Kurbanoğlu, Başak
Effects of urban air pollution on health and environment have lead researchers to find economic air quality monitoring regulations. Since tin dioxide (SnO2) was demonstrated as a gas sensing device in 1962, tin oxide based thin film sensors have been widely studied due to their high sensitivity and fast response. The main advantages of using tin oxide sensors are their low cost, small size and low power consumption for mobile system applications. But, in order SnO2 based sensors to meet low concentration of gases they should be highly upgraded in sensitivity, selectivity and stability. This study was focused on the capacity of dopants in the SnO2 layer to increase the sensitivity of the sensor in detecting carbon monoxide. 1 wt. % Pd promoted and 0.1 wt. % Na-1 % Pd promoted SnO2 multilayer thin films were produced by sol-gel technique followed by spin coating route on soda-lime glass substrates. The EDX and SEM studies showed the surface composition and the surface structure is homogeneous throughout the films. The film thickness was determined app. 450 nm from the SEM image of the cross-section, after coating 8 layers. The experiments conducted at several temperatures namely 150, 175 and 200oC, in oxygen free and 1% oxygen containing atmospheres showed that the responses at higher temperatures in the presence of oxygen were much sharper with respect to others. Besides, Na promoted test sensors showed larger responses with shorter response time in oxygen free atmospheres at relatively lower temperatures.
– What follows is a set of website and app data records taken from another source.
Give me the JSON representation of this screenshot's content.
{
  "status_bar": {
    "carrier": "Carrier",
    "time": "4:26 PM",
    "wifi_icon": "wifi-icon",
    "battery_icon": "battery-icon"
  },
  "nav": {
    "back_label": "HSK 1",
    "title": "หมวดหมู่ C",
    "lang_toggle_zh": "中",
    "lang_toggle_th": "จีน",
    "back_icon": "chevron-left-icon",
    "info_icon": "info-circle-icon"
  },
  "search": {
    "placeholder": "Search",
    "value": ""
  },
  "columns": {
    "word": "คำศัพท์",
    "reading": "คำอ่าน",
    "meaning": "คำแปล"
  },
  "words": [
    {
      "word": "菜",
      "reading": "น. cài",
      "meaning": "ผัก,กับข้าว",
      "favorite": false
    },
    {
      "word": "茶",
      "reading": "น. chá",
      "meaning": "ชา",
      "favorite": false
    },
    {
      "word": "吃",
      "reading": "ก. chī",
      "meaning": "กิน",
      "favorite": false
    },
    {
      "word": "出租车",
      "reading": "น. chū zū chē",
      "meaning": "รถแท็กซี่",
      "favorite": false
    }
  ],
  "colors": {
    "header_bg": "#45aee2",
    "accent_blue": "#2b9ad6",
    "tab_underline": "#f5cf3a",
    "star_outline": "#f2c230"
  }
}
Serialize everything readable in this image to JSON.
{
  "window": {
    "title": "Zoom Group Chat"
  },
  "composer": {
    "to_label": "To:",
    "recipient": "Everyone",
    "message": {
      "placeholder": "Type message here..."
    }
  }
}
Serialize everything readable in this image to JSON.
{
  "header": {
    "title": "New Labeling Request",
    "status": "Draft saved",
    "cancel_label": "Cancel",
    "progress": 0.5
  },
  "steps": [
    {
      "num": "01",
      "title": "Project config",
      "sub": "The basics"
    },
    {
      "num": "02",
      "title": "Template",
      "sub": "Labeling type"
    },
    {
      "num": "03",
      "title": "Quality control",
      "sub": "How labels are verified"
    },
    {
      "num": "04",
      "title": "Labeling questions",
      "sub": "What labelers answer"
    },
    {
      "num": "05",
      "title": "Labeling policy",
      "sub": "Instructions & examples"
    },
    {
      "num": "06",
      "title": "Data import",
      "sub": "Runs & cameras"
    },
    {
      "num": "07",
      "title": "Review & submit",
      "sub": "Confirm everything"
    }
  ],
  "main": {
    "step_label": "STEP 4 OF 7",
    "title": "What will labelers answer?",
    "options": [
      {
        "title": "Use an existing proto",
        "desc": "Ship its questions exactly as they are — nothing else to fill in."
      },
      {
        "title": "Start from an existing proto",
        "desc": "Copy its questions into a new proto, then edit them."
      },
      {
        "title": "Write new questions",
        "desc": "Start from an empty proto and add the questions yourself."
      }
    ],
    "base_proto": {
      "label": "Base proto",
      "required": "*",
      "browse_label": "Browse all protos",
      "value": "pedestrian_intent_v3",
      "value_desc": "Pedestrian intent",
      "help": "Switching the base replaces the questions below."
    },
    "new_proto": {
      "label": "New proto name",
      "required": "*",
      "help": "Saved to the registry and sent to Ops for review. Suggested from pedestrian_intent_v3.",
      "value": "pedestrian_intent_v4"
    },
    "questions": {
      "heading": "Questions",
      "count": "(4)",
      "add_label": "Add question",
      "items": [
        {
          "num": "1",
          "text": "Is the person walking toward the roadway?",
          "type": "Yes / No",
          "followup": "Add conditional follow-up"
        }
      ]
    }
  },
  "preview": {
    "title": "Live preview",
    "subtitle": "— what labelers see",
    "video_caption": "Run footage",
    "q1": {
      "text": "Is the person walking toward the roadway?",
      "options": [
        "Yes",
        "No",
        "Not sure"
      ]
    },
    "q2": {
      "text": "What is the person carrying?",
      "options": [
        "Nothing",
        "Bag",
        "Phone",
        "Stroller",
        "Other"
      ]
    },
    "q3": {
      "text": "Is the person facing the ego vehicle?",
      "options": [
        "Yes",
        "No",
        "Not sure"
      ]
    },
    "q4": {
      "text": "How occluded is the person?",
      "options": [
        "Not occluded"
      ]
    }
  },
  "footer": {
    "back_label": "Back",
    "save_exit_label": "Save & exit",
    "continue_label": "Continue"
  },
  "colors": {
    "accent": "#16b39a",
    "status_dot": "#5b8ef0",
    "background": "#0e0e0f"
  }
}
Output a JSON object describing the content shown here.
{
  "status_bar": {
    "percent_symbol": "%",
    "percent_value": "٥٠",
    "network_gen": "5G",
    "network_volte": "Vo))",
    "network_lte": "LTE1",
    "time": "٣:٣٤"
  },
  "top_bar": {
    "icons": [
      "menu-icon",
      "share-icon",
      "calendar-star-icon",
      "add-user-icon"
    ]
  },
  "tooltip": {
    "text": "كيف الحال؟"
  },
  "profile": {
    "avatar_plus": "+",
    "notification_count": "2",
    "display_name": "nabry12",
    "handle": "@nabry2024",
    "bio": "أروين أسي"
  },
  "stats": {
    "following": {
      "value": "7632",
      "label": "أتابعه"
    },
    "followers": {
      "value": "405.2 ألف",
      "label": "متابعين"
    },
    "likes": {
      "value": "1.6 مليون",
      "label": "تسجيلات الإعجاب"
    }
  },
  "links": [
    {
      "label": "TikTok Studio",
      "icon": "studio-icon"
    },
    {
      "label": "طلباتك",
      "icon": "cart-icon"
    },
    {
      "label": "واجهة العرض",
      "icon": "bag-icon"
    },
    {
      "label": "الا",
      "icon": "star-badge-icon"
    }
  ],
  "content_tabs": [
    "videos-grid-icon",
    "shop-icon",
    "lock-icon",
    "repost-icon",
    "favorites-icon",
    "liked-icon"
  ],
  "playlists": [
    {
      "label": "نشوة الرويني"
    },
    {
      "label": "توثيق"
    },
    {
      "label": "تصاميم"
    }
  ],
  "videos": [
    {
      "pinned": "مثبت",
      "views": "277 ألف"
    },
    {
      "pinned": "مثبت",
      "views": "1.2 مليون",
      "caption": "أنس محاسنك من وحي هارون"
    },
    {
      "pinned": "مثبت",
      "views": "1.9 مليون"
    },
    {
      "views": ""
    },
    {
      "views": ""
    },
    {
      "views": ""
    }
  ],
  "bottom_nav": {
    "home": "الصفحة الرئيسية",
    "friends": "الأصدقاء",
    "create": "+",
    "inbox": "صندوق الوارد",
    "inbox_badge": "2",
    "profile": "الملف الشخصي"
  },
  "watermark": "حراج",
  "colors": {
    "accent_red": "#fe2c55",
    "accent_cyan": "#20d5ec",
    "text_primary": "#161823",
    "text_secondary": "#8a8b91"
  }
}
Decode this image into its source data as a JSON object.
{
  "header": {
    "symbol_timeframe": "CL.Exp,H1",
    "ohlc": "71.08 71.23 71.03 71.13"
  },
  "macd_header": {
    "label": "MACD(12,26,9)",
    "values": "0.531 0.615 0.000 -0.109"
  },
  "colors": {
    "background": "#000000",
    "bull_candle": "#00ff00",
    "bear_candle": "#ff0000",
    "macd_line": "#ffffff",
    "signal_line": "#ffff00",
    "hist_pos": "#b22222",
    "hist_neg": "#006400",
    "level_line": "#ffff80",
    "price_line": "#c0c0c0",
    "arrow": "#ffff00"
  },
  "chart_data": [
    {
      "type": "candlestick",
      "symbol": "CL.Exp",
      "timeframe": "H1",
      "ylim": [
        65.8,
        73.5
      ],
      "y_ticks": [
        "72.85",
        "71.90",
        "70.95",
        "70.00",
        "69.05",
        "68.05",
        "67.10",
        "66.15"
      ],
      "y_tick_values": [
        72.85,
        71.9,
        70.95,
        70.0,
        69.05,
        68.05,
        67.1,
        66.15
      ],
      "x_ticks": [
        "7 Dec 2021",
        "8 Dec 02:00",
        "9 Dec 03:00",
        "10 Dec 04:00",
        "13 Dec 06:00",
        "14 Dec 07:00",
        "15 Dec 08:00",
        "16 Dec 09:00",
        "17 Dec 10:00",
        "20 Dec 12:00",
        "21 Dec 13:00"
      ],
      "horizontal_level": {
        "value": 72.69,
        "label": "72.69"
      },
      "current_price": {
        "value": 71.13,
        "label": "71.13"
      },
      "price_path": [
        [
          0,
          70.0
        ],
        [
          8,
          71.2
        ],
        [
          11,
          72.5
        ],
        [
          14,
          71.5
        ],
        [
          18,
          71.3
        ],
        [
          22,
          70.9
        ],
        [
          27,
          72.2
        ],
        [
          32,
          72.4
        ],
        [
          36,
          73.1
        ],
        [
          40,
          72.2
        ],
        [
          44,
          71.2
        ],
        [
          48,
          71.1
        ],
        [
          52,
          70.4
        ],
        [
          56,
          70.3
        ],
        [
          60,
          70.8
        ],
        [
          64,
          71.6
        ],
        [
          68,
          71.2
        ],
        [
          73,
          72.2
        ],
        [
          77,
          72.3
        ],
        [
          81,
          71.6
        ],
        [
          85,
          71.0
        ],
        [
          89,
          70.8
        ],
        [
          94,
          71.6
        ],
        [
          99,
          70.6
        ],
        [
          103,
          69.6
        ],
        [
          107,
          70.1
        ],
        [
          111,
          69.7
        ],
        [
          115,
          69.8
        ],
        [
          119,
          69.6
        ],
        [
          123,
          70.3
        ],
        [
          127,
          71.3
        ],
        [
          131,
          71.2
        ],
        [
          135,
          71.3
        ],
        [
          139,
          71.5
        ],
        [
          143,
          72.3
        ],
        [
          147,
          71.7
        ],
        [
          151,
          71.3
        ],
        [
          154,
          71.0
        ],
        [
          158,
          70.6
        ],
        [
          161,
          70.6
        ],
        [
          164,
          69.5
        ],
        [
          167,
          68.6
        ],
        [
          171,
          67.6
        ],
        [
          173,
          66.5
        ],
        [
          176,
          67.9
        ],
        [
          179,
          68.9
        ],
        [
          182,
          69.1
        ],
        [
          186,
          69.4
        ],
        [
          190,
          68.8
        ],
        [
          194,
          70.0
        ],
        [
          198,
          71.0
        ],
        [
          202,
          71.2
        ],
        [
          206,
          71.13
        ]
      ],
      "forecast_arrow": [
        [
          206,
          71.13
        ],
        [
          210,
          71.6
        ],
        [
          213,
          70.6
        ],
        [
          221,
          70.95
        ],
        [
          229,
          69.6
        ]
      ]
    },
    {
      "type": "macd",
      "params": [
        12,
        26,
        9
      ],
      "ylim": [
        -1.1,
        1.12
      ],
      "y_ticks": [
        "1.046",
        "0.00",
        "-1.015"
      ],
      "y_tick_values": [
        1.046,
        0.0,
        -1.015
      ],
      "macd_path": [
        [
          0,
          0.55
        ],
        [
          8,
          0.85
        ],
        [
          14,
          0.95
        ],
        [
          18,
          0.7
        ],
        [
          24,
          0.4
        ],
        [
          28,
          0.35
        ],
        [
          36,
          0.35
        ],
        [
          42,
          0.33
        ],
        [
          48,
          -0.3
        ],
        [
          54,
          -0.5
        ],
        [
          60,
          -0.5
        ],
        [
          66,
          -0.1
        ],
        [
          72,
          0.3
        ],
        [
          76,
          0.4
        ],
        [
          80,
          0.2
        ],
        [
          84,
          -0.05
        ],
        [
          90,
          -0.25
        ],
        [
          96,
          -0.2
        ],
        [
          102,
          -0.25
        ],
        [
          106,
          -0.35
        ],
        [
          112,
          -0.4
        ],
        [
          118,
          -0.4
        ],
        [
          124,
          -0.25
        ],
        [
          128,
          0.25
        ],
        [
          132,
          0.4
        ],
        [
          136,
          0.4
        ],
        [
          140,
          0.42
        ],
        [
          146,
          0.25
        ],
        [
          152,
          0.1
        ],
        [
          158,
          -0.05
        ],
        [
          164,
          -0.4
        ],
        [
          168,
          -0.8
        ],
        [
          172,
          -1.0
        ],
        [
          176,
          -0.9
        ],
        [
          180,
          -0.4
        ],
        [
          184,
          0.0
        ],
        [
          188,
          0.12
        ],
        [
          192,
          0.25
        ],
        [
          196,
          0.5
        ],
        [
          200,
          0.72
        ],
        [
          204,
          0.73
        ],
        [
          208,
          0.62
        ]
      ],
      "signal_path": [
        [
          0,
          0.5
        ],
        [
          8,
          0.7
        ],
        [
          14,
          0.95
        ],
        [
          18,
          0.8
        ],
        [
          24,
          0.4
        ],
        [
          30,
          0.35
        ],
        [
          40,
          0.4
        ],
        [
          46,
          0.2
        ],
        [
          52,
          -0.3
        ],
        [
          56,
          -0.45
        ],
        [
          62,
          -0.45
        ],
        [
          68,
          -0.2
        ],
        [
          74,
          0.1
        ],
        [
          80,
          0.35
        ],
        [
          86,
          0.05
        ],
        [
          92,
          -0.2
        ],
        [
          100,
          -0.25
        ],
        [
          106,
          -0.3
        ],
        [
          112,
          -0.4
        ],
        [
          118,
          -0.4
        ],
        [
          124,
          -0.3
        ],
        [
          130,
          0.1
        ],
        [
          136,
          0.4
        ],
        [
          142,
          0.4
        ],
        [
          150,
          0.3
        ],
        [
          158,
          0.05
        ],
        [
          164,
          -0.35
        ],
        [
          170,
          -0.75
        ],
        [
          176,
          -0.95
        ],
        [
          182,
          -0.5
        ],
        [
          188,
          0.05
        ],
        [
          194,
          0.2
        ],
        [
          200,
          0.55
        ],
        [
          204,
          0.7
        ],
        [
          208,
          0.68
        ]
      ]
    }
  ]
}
The results showed that the sensor signal is not directly correlated with the carbon dioxide production in oxygen free atmospheres.